The Historical Museum in Como is located in Palazzo Olginati, where, as the commemorative plaque on the façade recalls, Giuseppe Garibaldi, Italian general, politician and natinalist, stayed in 1866, the museum houses numerous memorabilia dedicated to the Risorgimento movements of 1848-49, 1859 and the wars of the 20th century, as well as an ethnographic section.
The Giuseppe Garibaldi Historical Museum is housed in Palazzo Olginati, which dates back to the fifteenth century; the property passed from the De Curte family, under which it was built, to the counts of Torre di Rezzonico up to the Olginates family.
Luigi Olginati, member of the Municipal Commission for the formation and conservation of the Civic Museum, commissioned the renovation works in 1853, trying to recover an ancient allure; since then the building has maintained its current appearance, soberly elegant on the outside and richly decorated on the inside.
The building, together with the furnishings and furnishings in the building, was donated to the City of Como thanks to the legacy of the last descendant of the Olginati family, Carlotta, on condition that there was "a museum to be named after Giuseppe Garibaldi in memory of the stay of the General in 1866.
The Museum was inaugurated in 1932 in the presence of General Ezio Garibaldi, nephew of the nationalist hero. A few years later he joined the Palazzo Giovio with two covered passages, thus giving life to a unitary exhibition itinerary with the Archaeological Museum.
The exhibition of objects of the Risorgimento began in 1884, when numerous relics were collected among the citizens of Como and placed inside the Civic Museum, then placed in the premises of the Liceo Volta in Como.
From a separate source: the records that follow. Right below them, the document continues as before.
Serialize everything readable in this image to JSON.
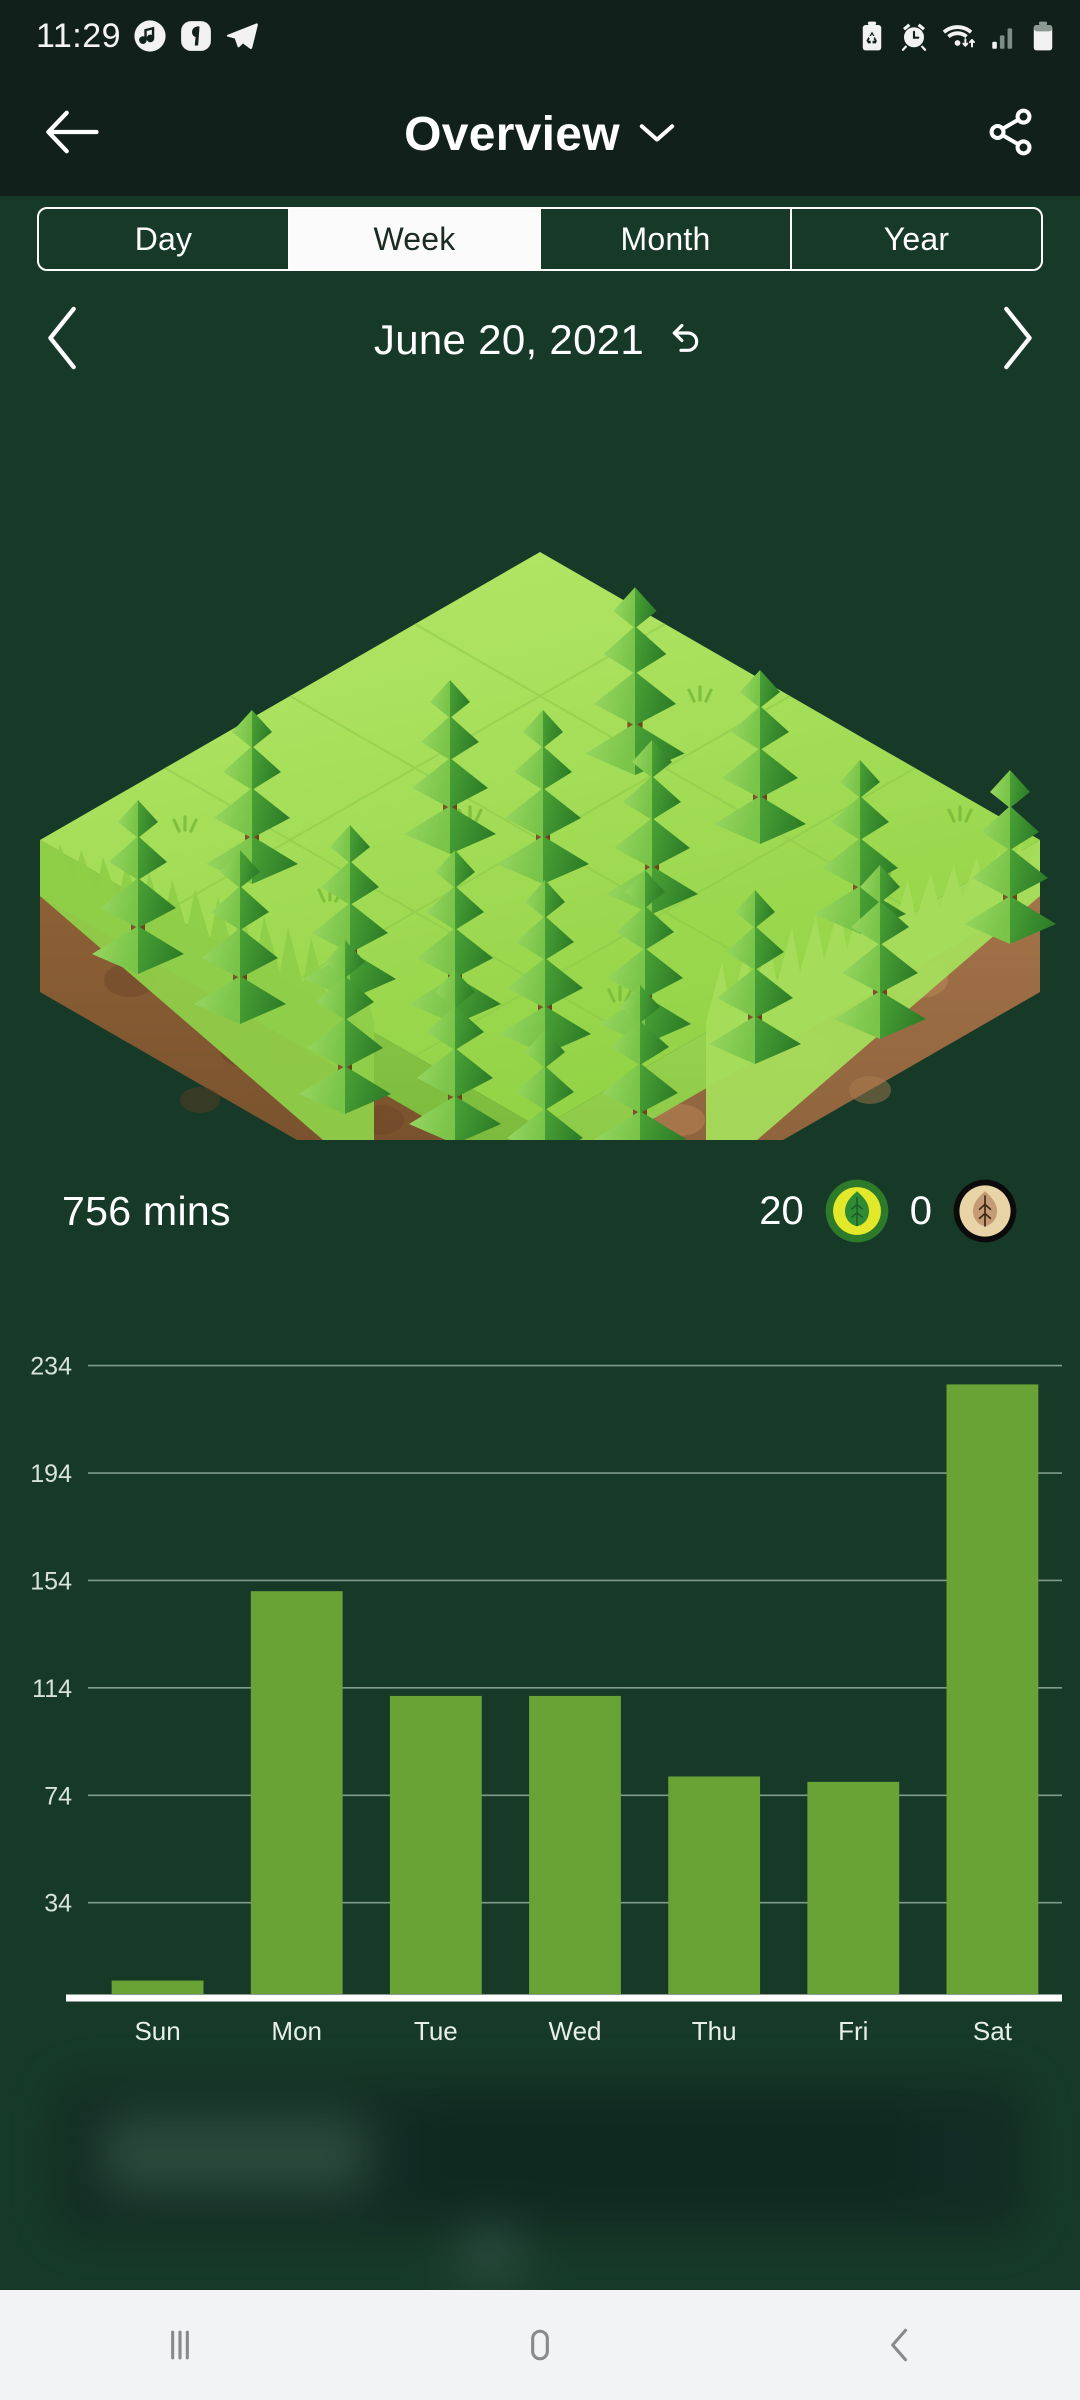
{
  "status_bar": {
    "time": "11:29",
    "left_icons": [
      "music-note-icon",
      "app-badge-icon",
      "telegram-icon"
    ],
    "right_icons": [
      "battery-saver-icon",
      "alarm-icon",
      "wifi-icon",
      "cellular-signal-icon",
      "battery-icon"
    ]
  },
  "app_bar": {
    "back_icon": "back-arrow-icon",
    "title": "Overview",
    "dropdown_icon": "chevron-down-icon",
    "share_icon": "share-icon"
  },
  "tabs": {
    "items": [
      {
        "label": "Day",
        "active": false
      },
      {
        "label": "Week",
        "active": true
      },
      {
        "label": "Month",
        "active": false
      },
      {
        "label": "Year",
        "active": false
      }
    ]
  },
  "date_nav": {
    "prev_icon": "chevron-left-icon",
    "label": "June 20, 2021",
    "reset_icon": "undo-arrow-icon",
    "next_icon": "chevron-right-icon"
  },
  "illustration": {
    "name": "isometric-forest-island",
    "tree_count": 20,
    "grass_color": "#9ada4f",
    "grass_top_color": "#a9e35e",
    "soil_color": "#8d6239",
    "tree_dark": "#3f9330",
    "tree_light": "#8ed05a",
    "trunk_color": "#7a4d1e"
  },
  "stats": {
    "total_minutes_label": "756 mins",
    "healthy_trees": "20",
    "healthy_badge_icon": "green-leaf-badge-icon",
    "dead_trees": "0",
    "dead_badge_icon": "dead-leaf-badge-icon"
  },
  "chart_data": {
    "type": "bar",
    "title": "",
    "xlabel": "",
    "ylabel": "",
    "categories": [
      "Sun",
      "Mon",
      "Tue",
      "Wed",
      "Thu",
      "Fri",
      "Sat"
    ],
    "values": [
      5,
      150,
      111,
      111,
      81,
      79,
      227
    ],
    "ytick_labels": [
      "234",
      "194",
      "154",
      "114",
      "74",
      "34"
    ],
    "ytick_values": [
      234,
      194,
      154,
      114,
      74,
      34
    ],
    "ylim": [
      0,
      248
    ],
    "grid": true,
    "legend": "none",
    "bar_color": "#69a235",
    "grid_color": "#7f9b8b",
    "axis_color": "#ffffff"
  },
  "nav_bar": {
    "recents_icon": "recents-icon",
    "home_icon": "home-icon",
    "back_icon": "nav-back-icon"
  },
  "colors": {
    "background": "#173a28",
    "chrome": "#12201c",
    "accent": "#69a235",
    "text": "#ffffff"
  }
}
When, in 1897, the Palazzo Giovio museum was inaugurated, the materials were housed in the Risorgimento hall.
In 1932 the Risorgimento collections were transported from Palazzo Giovio to Palazzo Olginati, and gave rise to the new Historical Museum, set up in the rooms on the main floor.